The exercise asks you to copy every line below in which "file" appears.
LISTED RECORDS Start Marker
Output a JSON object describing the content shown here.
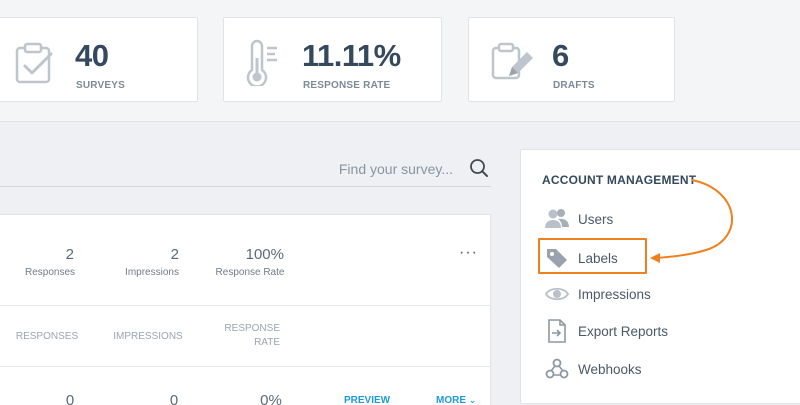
{
  "stats": [
    {
      "value": "40",
      "label": "SURVEYS",
      "icon": "clipboard-check-icon"
    },
    {
      "value": "11.11%",
      "label": "RESPONSE RATE",
      "icon": "thermometer-icon"
    },
    {
      "value": "6",
      "label": "DRAFTS",
      "icon": "clipboard-edit-icon"
    }
  ],
  "search": {
    "placeholder": "Find your survey..."
  },
  "survey_summary": {
    "responses": {
      "value": "2",
      "caption": "Responses"
    },
    "impressions": {
      "value": "2",
      "caption": "Impressions"
    },
    "response_rate": {
      "value": "100%",
      "caption": "Response Rate"
    },
    "more_menu": "···"
  },
  "table": {
    "headers": {
      "responses": "RESPONSES",
      "impressions": "IMPRESSIONS",
      "response_rate_1": "RESPONSE",
      "response_rate_2": "RATE"
    },
    "row": {
      "responses": "0",
      "impressions": "0",
      "response_rate": "0%",
      "preview": "PREVIEW",
      "more": "MORE"
    }
  },
  "account_management": {
    "title": "ACCOUNT MANAGEMENT",
    "items": [
      {
        "label": "Users",
        "icon": "users-icon"
      },
      {
        "label": "Labels",
        "icon": "tag-icon"
      },
      {
        "label": "Impressions",
        "icon": "eye-icon"
      },
      {
        "label": "Export Reports",
        "icon": "export-file-icon"
      },
      {
        "label": "Webhooks",
        "icon": "webhook-icon"
      }
    ]
  },
  "colors": {
    "accent": "#f07f1d",
    "link": "#1e9bd7",
    "text": "#34495e",
    "icon": "#b9c0c7"
  }
}
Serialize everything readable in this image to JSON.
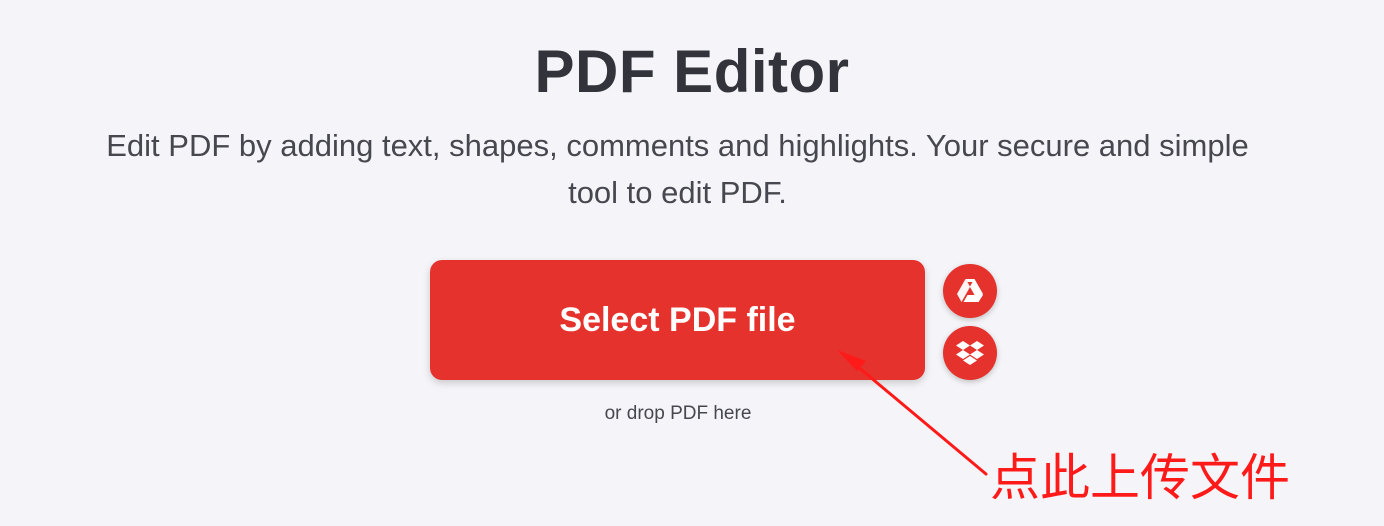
{
  "header": {
    "title": "PDF Editor",
    "subtitle": "Edit PDF by adding text, shapes, comments and highlights. Your secure and simple tool to edit PDF."
  },
  "upload": {
    "select_label": "Select PDF file",
    "drop_hint": "or drop PDF here",
    "cloud_buttons": [
      {
        "icon": "google-drive-icon"
      },
      {
        "icon": "dropbox-icon"
      }
    ]
  },
  "annotation": {
    "text": "点此上传文件",
    "color": "#ff1a1a"
  },
  "colors": {
    "accent": "#e5322d",
    "background": "#f5f5f9",
    "text": "#33333b"
  }
}
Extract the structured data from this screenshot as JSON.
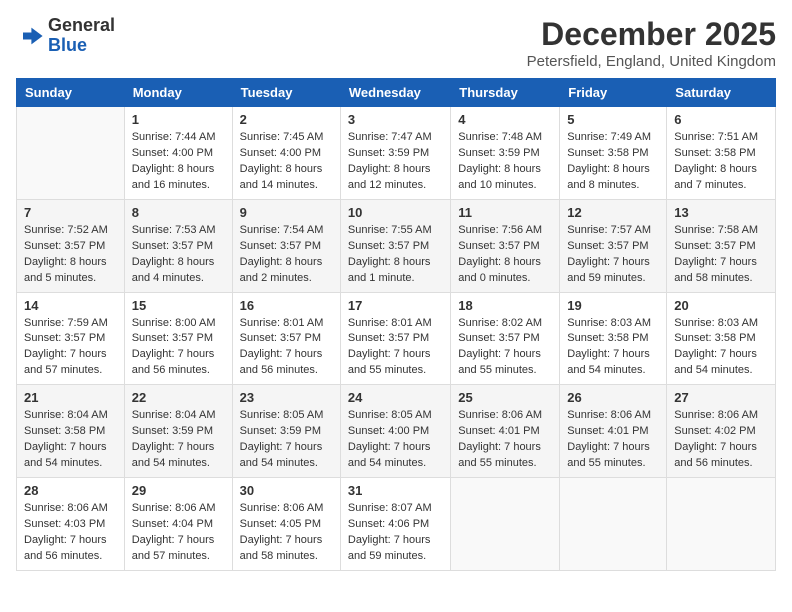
{
  "logo": {
    "general": "General",
    "blue": "Blue"
  },
  "header": {
    "month": "December 2025",
    "location": "Petersfield, England, United Kingdom"
  },
  "days_of_week": [
    "Sunday",
    "Monday",
    "Tuesday",
    "Wednesday",
    "Thursday",
    "Friday",
    "Saturday"
  ],
  "weeks": [
    [
      {
        "day": "",
        "sunrise": "",
        "sunset": "",
        "daylight": "",
        "empty": true
      },
      {
        "day": "1",
        "sunrise": "Sunrise: 7:44 AM",
        "sunset": "Sunset: 4:00 PM",
        "daylight": "Daylight: 8 hours and 16 minutes."
      },
      {
        "day": "2",
        "sunrise": "Sunrise: 7:45 AM",
        "sunset": "Sunset: 4:00 PM",
        "daylight": "Daylight: 8 hours and 14 minutes."
      },
      {
        "day": "3",
        "sunrise": "Sunrise: 7:47 AM",
        "sunset": "Sunset: 3:59 PM",
        "daylight": "Daylight: 8 hours and 12 minutes."
      },
      {
        "day": "4",
        "sunrise": "Sunrise: 7:48 AM",
        "sunset": "Sunset: 3:59 PM",
        "daylight": "Daylight: 8 hours and 10 minutes."
      },
      {
        "day": "5",
        "sunrise": "Sunrise: 7:49 AM",
        "sunset": "Sunset: 3:58 PM",
        "daylight": "Daylight: 8 hours and 8 minutes."
      },
      {
        "day": "6",
        "sunrise": "Sunrise: 7:51 AM",
        "sunset": "Sunset: 3:58 PM",
        "daylight": "Daylight: 8 hours and 7 minutes."
      }
    ],
    [
      {
        "day": "7",
        "sunrise": "Sunrise: 7:52 AM",
        "sunset": "Sunset: 3:57 PM",
        "daylight": "Daylight: 8 hours and 5 minutes."
      },
      {
        "day": "8",
        "sunrise": "Sunrise: 7:53 AM",
        "sunset": "Sunset: 3:57 PM",
        "daylight": "Daylight: 8 hours and 4 minutes."
      },
      {
        "day": "9",
        "sunrise": "Sunrise: 7:54 AM",
        "sunset": "Sunset: 3:57 PM",
        "daylight": "Daylight: 8 hours and 2 minutes."
      },
      {
        "day": "10",
        "sunrise": "Sunrise: 7:55 AM",
        "sunset": "Sunset: 3:57 PM",
        "daylight": "Daylight: 8 hours and 1 minute."
      },
      {
        "day": "11",
        "sunrise": "Sunrise: 7:56 AM",
        "sunset": "Sunset: 3:57 PM",
        "daylight": "Daylight: 8 hours and 0 minutes."
      },
      {
        "day": "12",
        "sunrise": "Sunrise: 7:57 AM",
        "sunset": "Sunset: 3:57 PM",
        "daylight": "Daylight: 7 hours and 59 minutes."
      },
      {
        "day": "13",
        "sunrise": "Sunrise: 7:58 AM",
        "sunset": "Sunset: 3:57 PM",
        "daylight": "Daylight: 7 hours and 58 minutes."
      }
    ],
    [
      {
        "day": "14",
        "sunrise": "Sunrise: 7:59 AM",
        "sunset": "Sunset: 3:57 PM",
        "daylight": "Daylight: 7 hours and 57 minutes."
      },
      {
        "day": "15",
        "sunrise": "Sunrise: 8:00 AM",
        "sunset": "Sunset: 3:57 PM",
        "daylight": "Daylight: 7 hours and 56 minutes."
      },
      {
        "day": "16",
        "sunrise": "Sunrise: 8:01 AM",
        "sunset": "Sunset: 3:57 PM",
        "daylight": "Daylight: 7 hours and 56 minutes."
      },
      {
        "day": "17",
        "sunrise": "Sunrise: 8:01 AM",
        "sunset": "Sunset: 3:57 PM",
        "daylight": "Daylight: 7 hours and 55 minutes."
      },
      {
        "day": "18",
        "sunrise": "Sunrise: 8:02 AM",
        "sunset": "Sunset: 3:57 PM",
        "daylight": "Daylight: 7 hours and 55 minutes."
      },
      {
        "day": "19",
        "sunrise": "Sunrise: 8:03 AM",
        "sunset": "Sunset: 3:58 PM",
        "daylight": "Daylight: 7 hours and 54 minutes."
      },
      {
        "day": "20",
        "sunrise": "Sunrise: 8:03 AM",
        "sunset": "Sunset: 3:58 PM",
        "daylight": "Daylight: 7 hours and 54 minutes."
      }
    ],
    [
      {
        "day": "21",
        "sunrise": "Sunrise: 8:04 AM",
        "sunset": "Sunset: 3:58 PM",
        "daylight": "Daylight: 7 hours and 54 minutes."
      },
      {
        "day": "22",
        "sunrise": "Sunrise: 8:04 AM",
        "sunset": "Sunset: 3:59 PM",
        "daylight": "Daylight: 7 hours and 54 minutes."
      },
      {
        "day": "23",
        "sunrise": "Sunrise: 8:05 AM",
        "sunset": "Sunset: 3:59 PM",
        "daylight": "Daylight: 7 hours and 54 minutes."
      },
      {
        "day": "24",
        "sunrise": "Sunrise: 8:05 AM",
        "sunset": "Sunset: 4:00 PM",
        "daylight": "Daylight: 7 hours and 54 minutes."
      },
      {
        "day": "25",
        "sunrise": "Sunrise: 8:06 AM",
        "sunset": "Sunset: 4:01 PM",
        "daylight": "Daylight: 7 hours and 55 minutes."
      },
      {
        "day": "26",
        "sunrise": "Sunrise: 8:06 AM",
        "sunset": "Sunset: 4:01 PM",
        "daylight": "Daylight: 7 hours and 55 minutes."
      },
      {
        "day": "27",
        "sunrise": "Sunrise: 8:06 AM",
        "sunset": "Sunset: 4:02 PM",
        "daylight": "Daylight: 7 hours and 56 minutes."
      }
    ],
    [
      {
        "day": "28",
        "sunrise": "Sunrise: 8:06 AM",
        "sunset": "Sunset: 4:03 PM",
        "daylight": "Daylight: 7 hours and 56 minutes."
      },
      {
        "day": "29",
        "sunrise": "Sunrise: 8:06 AM",
        "sunset": "Sunset: 4:04 PM",
        "daylight": "Daylight: 7 hours and 57 minutes."
      },
      {
        "day": "30",
        "sunrise": "Sunrise: 8:06 AM",
        "sunset": "Sunset: 4:05 PM",
        "daylight": "Daylight: 7 hours and 58 minutes."
      },
      {
        "day": "31",
        "sunrise": "Sunrise: 8:07 AM",
        "sunset": "Sunset: 4:06 PM",
        "daylight": "Daylight: 7 hours and 59 minutes."
      },
      {
        "day": "",
        "empty": true
      },
      {
        "day": "",
        "empty": true
      },
      {
        "day": "",
        "empty": true
      }
    ]
  ]
}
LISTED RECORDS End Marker
- ANSWER TO THIS TASK:
        "icon": "export-file-icon"
    "select_label": "Select PDF file",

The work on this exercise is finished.